If you have questions AT ANY TIME about your grade potential, please make an appointment with me. If I believe that you are on a trajectory toward a C, D, or F, I will let you know by mid-term. If you’re participating in the basics of the class, then you’re probably passing and should only be concerned with your individual goals for earning a B or A, described in more detail below. Everyone in this class starts with a B/C. How you participate changes that grade higher or lower. Students in previous 239s have earned As (see below), Bs (for mediocre participation in class, usually related to group work), a few Cs (usually related to multiple absences), and Fs (for failure to turn in a large number of assignments or skipping out altogether).

tips for earning an A
The grade of A is reserved for excellent work. Excellent work does not equate with showing up every day, participating once in a while, and turning in completed drafts on time or turning the final portfolio in with the revision basics done. Those are the average requirements of any class setting, and average equates to a C in this academic setting.  Here are some ways to earn an A:

  • Produce excellent assignments. What constitutes excellence?  Doing more than simply completing the terms of the assignment. An excellent assignment may meet any number of qualities, depending on its purpose and genre. We’ll spend much time analyzing possible qualities for your work, which means you’ll be creating evaluation criteria for your own work. If your texts live up to your own criteria, it’s likely your work will be excellent.
  • Participate excellently in class. Excellence in class participation means not simply speaking frequently, but all of the ways I mention in the class participation section above. As some examples, you should contribute in an active and generous way to the work of the class as a whole by asking questions, offering interpretations, politely challenging your classmates, graciously accepting challenges in return, and being a productive group member.
  • Be an excellent citizen-scholar. Specifically, be able to demonstrate to me (through discussions, group work, assignment drafts) that you (a) understand and can reflect on the content of this class and show progress toward that knowledge in your final portfolio; (b) reason logically, critically, creatively, independently and consensually, and are able to address issues in a broad and constantly shifting context; (c) recognize different ways of thinking, creating, expressing, and communicating through a variety of media; (d) understand diversity in value systems and cultures in an interdependent world; and (e) develop a capacity for self-assessment and transferable learning.

actions that will positively affect my evaluation of you as an excellent student

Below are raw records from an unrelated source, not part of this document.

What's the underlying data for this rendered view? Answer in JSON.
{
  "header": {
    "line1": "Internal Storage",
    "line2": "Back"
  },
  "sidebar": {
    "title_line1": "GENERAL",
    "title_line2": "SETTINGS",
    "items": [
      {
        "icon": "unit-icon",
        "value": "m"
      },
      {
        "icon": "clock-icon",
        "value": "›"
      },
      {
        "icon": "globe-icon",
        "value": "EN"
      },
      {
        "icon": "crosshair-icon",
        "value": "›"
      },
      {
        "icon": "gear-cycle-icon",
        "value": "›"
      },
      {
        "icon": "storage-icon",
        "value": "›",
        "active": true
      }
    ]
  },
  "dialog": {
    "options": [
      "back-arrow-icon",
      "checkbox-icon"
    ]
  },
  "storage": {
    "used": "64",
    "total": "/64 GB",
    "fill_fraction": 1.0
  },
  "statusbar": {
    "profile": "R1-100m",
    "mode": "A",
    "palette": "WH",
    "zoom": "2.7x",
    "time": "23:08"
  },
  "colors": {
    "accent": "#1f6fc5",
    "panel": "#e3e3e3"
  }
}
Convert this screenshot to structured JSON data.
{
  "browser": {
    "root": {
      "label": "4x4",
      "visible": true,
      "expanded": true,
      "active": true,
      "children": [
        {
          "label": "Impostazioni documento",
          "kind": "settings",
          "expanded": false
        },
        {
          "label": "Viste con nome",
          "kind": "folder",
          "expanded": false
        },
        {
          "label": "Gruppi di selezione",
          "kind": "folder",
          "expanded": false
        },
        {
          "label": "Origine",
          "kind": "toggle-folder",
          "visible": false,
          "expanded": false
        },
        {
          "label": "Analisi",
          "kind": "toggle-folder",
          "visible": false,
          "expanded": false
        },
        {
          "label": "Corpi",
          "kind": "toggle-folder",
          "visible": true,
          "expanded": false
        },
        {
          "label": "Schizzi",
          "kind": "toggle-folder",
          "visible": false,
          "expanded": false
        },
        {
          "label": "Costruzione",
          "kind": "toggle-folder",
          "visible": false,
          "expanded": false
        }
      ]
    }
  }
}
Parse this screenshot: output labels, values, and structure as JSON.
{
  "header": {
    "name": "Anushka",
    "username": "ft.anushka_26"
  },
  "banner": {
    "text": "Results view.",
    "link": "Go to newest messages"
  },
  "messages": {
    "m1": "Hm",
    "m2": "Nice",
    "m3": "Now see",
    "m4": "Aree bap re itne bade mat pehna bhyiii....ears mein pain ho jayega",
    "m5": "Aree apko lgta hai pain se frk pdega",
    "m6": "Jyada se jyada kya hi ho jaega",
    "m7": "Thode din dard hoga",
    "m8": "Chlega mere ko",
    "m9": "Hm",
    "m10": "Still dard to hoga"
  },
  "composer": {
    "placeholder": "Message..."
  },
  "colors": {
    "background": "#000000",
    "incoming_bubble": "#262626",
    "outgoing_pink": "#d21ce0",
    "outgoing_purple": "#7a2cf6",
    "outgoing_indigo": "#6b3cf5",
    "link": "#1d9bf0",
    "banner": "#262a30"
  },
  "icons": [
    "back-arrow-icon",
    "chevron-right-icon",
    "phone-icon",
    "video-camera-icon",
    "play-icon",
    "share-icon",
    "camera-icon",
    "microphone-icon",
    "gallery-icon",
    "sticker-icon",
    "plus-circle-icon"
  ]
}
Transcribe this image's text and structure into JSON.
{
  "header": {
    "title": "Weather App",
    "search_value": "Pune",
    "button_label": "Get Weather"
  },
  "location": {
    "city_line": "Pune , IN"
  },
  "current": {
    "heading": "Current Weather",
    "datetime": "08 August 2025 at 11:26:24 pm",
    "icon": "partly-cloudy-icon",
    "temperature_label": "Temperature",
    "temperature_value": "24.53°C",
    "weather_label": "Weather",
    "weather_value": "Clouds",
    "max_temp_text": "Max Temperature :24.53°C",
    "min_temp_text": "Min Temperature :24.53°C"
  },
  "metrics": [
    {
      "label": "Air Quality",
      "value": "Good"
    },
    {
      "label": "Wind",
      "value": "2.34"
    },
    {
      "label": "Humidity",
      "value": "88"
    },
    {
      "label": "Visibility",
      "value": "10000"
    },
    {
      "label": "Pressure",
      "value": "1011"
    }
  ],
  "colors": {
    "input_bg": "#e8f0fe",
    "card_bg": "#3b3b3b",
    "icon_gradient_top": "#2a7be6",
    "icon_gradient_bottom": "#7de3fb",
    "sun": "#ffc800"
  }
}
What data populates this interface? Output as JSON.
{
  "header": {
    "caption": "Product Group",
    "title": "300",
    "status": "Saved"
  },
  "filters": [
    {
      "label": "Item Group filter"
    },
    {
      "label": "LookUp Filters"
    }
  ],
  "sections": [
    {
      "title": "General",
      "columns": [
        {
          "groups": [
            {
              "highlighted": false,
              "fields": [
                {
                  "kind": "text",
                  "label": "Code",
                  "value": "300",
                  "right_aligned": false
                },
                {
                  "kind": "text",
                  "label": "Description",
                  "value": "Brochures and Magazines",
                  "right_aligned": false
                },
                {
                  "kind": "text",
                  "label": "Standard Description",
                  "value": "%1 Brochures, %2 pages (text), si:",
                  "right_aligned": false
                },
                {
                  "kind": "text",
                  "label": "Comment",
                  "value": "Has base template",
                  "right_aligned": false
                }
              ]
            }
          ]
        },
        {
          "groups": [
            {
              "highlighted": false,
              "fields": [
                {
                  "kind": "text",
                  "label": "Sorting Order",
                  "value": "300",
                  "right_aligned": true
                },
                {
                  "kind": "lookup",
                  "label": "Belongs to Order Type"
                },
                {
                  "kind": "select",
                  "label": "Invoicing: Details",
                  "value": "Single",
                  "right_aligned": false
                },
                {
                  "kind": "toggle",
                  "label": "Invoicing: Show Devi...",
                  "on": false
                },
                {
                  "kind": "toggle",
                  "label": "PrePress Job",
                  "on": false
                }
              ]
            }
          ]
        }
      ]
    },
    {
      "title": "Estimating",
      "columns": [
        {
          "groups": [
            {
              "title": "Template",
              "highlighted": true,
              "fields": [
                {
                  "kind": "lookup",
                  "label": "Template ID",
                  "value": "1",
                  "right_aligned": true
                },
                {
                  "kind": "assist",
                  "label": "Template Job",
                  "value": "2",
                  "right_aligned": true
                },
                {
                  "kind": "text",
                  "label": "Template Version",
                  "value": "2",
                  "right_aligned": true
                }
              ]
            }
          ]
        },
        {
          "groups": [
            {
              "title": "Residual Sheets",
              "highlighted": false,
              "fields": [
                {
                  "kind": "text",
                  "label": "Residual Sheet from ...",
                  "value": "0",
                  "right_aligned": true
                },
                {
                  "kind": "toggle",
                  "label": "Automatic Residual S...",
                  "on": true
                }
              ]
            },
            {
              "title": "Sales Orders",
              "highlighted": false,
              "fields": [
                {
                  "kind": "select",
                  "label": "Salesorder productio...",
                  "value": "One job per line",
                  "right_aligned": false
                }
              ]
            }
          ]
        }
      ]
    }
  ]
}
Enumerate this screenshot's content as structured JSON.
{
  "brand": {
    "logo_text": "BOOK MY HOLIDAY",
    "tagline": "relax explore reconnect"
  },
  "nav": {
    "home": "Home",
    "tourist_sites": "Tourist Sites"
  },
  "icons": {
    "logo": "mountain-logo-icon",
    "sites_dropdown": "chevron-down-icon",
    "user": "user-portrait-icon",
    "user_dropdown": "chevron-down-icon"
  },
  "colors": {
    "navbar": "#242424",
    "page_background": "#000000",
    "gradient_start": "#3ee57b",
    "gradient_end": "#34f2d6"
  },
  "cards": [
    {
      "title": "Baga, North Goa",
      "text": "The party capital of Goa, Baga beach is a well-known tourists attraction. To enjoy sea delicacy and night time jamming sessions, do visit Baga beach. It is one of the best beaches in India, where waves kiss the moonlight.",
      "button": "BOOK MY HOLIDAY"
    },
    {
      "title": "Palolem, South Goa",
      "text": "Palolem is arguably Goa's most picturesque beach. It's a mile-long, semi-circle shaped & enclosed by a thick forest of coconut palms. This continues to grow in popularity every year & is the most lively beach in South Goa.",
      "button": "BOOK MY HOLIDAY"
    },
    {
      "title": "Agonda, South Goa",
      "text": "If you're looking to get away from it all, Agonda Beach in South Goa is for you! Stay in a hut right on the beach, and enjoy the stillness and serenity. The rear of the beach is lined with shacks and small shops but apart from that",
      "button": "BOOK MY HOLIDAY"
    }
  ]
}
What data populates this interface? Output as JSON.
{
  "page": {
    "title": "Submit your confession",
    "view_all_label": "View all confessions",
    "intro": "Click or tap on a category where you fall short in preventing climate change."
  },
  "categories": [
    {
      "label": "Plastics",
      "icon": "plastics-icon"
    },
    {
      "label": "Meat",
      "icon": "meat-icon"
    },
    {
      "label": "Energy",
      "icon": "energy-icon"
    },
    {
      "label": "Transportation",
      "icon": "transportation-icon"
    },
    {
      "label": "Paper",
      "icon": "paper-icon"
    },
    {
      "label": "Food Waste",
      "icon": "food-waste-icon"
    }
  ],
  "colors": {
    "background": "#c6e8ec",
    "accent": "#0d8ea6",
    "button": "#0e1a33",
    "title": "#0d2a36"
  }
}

  • having a collegial attitude
  • waiting for me to get settled when I walk into class by holding all questions until I am ready
  • bringing your materials to class every day
  • asking for help well in advance of a deadline
  • accepting responsibility for late or incomplete assignments
  • asking your classmates for missed content if you are absent
  • being attentive in class so that I avoid needless repetition
  • providing me assignments on time and in the medium I ask
  • asking your classmates (or Google) for help during open-lab sessions, then…
  • …if stumped, raising your hand, calling me, and waiting patiently for help
  • using email, appointments, or some other agreed-upon conferencing medium for private or involved questions
  • accepting that I respond to emails quickly, except after 5pm or on weekends
  • understanding that strategic (and sometimes maximum) effort results in excellent work
  • others??